*** DATA SUPPLIED ***

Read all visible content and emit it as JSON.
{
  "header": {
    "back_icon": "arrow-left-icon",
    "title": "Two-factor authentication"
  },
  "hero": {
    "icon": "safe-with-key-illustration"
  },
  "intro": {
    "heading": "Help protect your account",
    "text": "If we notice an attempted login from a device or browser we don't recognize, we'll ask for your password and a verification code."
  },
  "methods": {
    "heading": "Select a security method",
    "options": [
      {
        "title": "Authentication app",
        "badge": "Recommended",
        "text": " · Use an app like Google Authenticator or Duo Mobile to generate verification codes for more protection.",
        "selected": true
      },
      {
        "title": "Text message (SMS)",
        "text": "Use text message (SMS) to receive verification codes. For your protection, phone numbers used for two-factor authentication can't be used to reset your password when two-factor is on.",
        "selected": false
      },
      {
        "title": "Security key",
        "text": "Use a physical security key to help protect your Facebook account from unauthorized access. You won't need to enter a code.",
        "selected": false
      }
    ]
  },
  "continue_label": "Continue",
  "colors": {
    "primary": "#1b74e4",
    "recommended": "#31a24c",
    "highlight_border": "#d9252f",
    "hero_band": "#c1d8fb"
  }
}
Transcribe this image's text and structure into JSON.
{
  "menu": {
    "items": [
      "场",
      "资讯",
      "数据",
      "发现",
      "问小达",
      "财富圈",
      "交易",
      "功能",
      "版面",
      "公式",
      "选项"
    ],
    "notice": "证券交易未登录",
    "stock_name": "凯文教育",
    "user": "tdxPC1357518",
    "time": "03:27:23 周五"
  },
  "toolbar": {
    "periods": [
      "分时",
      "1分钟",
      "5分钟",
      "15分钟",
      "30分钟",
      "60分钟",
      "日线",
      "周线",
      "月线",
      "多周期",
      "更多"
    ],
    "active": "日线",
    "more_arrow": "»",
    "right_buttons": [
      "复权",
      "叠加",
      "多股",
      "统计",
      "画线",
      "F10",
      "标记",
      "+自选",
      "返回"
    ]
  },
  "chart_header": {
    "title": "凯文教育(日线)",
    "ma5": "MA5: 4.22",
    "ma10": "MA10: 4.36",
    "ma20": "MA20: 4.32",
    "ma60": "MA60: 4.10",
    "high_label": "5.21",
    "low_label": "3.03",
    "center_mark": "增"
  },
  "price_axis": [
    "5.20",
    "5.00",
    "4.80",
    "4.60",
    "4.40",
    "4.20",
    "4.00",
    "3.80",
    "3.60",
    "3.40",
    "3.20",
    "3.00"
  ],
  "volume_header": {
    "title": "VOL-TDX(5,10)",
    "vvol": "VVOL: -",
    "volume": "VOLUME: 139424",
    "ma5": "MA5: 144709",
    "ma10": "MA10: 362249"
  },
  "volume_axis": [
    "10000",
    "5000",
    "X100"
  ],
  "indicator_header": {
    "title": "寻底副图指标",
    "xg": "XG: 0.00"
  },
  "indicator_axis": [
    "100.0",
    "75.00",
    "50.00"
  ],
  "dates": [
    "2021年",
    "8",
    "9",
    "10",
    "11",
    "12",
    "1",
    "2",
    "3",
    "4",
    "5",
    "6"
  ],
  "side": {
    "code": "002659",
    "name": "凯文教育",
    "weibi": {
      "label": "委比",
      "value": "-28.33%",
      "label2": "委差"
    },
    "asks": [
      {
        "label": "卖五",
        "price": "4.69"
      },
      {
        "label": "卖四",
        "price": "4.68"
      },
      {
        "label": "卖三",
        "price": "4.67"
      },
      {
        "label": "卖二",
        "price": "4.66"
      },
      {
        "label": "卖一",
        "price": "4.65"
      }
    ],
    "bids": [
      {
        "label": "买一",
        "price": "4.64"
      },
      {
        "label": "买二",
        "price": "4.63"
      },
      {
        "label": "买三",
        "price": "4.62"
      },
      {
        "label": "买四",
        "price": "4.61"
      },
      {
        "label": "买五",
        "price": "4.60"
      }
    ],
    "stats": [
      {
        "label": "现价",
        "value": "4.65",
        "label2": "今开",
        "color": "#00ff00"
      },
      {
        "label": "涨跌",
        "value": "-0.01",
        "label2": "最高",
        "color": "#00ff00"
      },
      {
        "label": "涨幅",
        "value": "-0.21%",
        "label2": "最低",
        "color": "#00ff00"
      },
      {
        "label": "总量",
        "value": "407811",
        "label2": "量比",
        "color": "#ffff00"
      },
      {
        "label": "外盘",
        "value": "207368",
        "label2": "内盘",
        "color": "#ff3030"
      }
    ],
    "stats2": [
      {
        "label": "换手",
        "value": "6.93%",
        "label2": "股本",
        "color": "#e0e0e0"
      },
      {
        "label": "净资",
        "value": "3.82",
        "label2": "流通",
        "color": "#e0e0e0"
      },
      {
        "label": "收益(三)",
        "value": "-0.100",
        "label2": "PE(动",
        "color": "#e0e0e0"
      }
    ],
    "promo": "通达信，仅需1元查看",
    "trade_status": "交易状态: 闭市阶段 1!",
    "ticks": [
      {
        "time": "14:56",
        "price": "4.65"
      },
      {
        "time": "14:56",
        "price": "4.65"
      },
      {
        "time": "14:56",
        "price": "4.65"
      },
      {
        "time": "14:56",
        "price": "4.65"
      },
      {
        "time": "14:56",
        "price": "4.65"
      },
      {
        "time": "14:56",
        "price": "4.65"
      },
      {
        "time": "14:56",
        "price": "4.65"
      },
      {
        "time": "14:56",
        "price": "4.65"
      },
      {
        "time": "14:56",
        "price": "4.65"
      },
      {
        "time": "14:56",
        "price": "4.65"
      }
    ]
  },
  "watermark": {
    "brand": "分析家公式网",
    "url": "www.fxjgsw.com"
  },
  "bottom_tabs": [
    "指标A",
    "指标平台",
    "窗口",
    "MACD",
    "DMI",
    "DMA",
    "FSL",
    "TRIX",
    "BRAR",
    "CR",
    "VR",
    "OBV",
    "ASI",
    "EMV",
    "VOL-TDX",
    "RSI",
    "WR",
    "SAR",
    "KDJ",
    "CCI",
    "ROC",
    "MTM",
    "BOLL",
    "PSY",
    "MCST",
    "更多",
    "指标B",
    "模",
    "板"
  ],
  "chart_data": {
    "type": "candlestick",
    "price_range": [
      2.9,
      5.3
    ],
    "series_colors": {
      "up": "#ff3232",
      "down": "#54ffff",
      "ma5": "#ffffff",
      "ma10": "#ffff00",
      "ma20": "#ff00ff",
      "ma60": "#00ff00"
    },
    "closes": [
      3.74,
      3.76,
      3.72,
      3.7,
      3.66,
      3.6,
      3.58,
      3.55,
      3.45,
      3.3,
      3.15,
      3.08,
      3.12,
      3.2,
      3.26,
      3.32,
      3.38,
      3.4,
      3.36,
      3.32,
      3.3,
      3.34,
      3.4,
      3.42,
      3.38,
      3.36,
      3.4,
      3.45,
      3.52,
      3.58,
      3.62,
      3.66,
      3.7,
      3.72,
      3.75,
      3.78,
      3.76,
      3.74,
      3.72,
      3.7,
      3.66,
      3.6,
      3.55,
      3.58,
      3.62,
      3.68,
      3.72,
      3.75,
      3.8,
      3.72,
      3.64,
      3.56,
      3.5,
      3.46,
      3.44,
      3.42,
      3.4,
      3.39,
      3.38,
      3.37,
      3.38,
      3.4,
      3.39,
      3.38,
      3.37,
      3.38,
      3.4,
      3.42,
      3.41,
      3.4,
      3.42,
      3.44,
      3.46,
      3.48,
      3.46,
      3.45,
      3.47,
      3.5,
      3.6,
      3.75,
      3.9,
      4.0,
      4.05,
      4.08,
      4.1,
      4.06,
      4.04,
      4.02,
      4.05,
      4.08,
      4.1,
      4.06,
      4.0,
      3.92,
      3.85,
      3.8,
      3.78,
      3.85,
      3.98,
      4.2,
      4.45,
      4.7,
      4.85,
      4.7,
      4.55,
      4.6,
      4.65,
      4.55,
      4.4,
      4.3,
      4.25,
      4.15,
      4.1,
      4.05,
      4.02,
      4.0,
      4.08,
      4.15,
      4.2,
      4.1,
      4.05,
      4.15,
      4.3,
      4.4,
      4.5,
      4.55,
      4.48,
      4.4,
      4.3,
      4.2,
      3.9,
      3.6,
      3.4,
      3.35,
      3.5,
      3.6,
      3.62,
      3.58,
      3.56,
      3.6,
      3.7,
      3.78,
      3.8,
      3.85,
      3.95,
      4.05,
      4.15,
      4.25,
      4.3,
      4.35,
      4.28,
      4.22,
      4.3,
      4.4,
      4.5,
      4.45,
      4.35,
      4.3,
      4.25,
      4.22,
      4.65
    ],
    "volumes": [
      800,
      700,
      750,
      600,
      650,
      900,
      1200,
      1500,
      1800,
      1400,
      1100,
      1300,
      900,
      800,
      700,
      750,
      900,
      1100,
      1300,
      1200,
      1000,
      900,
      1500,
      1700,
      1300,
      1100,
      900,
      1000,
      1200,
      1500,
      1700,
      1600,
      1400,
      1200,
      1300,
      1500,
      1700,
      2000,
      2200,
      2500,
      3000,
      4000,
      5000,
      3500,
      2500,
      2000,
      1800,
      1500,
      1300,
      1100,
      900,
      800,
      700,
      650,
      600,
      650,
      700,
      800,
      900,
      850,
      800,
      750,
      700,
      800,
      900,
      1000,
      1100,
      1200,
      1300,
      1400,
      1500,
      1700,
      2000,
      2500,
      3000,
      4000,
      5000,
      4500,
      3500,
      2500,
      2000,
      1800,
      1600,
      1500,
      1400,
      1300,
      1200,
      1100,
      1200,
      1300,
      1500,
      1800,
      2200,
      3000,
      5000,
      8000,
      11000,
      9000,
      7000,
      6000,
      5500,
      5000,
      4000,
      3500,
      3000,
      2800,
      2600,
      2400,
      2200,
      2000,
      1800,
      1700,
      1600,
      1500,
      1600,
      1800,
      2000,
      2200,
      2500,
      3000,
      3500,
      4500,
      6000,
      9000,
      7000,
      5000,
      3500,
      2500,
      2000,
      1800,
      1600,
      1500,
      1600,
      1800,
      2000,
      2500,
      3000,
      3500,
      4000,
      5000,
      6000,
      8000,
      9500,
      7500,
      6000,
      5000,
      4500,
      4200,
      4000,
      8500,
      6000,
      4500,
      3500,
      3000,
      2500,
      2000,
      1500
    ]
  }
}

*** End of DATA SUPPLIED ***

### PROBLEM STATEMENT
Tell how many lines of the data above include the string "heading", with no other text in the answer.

### ANSWER FOR THE TASK
2